Instructions to follow –
The lines wanted are those in the data below that include "Recommended".

_ _ _ _

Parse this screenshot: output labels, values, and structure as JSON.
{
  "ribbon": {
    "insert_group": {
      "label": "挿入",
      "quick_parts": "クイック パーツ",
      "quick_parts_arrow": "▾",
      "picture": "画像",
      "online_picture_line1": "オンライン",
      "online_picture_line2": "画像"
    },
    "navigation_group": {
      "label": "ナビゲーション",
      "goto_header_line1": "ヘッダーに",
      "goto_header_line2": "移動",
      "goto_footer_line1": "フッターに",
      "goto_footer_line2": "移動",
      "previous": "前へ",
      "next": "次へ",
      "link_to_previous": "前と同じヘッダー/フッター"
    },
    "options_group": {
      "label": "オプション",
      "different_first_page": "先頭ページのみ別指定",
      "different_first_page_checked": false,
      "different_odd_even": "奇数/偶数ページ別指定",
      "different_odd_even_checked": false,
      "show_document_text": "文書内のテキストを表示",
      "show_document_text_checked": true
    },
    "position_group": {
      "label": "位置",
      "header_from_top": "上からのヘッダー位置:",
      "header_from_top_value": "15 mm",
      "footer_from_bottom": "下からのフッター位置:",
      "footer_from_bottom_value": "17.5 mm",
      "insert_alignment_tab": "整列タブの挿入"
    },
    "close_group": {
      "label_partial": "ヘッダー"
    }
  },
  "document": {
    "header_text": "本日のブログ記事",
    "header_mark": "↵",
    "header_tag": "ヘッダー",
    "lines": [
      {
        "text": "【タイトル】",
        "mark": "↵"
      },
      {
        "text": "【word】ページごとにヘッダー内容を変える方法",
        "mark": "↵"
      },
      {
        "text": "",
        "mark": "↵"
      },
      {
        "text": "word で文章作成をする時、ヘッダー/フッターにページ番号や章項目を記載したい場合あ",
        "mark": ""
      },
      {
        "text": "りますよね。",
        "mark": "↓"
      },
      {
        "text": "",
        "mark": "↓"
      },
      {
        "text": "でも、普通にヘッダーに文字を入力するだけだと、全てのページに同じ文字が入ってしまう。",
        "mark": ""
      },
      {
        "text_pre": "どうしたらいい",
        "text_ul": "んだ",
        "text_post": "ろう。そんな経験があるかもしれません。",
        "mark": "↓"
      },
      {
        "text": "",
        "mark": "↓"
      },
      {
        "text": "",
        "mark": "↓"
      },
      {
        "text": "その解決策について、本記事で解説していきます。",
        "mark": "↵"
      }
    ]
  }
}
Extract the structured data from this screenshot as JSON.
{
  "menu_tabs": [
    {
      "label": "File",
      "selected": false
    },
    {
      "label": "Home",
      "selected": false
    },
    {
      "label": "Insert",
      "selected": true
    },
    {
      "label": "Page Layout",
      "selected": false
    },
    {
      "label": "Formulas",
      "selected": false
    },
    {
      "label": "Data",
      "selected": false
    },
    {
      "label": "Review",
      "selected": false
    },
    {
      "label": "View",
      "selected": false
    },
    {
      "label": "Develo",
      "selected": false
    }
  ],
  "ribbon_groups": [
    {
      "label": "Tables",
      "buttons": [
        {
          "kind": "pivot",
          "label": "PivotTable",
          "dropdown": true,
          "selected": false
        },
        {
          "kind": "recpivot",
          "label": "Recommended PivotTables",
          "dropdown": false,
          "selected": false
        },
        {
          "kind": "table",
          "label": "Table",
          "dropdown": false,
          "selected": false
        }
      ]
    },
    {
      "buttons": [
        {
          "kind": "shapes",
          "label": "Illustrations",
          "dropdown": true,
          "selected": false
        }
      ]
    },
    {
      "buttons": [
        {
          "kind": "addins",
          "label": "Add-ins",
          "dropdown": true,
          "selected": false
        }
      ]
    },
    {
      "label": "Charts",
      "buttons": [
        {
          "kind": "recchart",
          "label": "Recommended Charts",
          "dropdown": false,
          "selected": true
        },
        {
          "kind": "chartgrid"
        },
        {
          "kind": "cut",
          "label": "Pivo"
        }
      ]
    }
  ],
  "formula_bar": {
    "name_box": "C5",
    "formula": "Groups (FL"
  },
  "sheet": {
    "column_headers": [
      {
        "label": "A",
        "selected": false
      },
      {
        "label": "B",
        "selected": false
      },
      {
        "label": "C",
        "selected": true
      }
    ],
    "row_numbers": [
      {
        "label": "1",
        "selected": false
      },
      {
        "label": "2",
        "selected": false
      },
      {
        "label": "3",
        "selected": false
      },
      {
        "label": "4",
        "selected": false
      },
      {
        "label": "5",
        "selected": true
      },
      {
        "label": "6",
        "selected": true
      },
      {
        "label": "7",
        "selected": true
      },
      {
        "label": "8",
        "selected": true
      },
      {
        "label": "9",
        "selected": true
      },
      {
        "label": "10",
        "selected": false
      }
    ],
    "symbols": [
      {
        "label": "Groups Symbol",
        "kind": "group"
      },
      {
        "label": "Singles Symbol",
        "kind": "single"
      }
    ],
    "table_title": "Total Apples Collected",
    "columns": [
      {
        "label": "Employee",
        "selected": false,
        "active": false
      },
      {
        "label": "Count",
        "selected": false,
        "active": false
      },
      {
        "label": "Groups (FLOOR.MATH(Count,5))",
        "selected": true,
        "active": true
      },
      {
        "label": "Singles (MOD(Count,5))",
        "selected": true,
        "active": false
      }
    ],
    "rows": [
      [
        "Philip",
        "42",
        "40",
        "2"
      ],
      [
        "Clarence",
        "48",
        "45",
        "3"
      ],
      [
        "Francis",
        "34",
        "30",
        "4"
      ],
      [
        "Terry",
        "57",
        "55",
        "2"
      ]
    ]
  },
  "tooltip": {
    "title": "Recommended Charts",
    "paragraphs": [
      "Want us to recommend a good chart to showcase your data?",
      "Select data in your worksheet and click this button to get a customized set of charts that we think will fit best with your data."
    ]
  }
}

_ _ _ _

Result below –
          "label": "Recommended PivotTables",
          "label": "Recommended Charts",
    "title": "Recommended Charts",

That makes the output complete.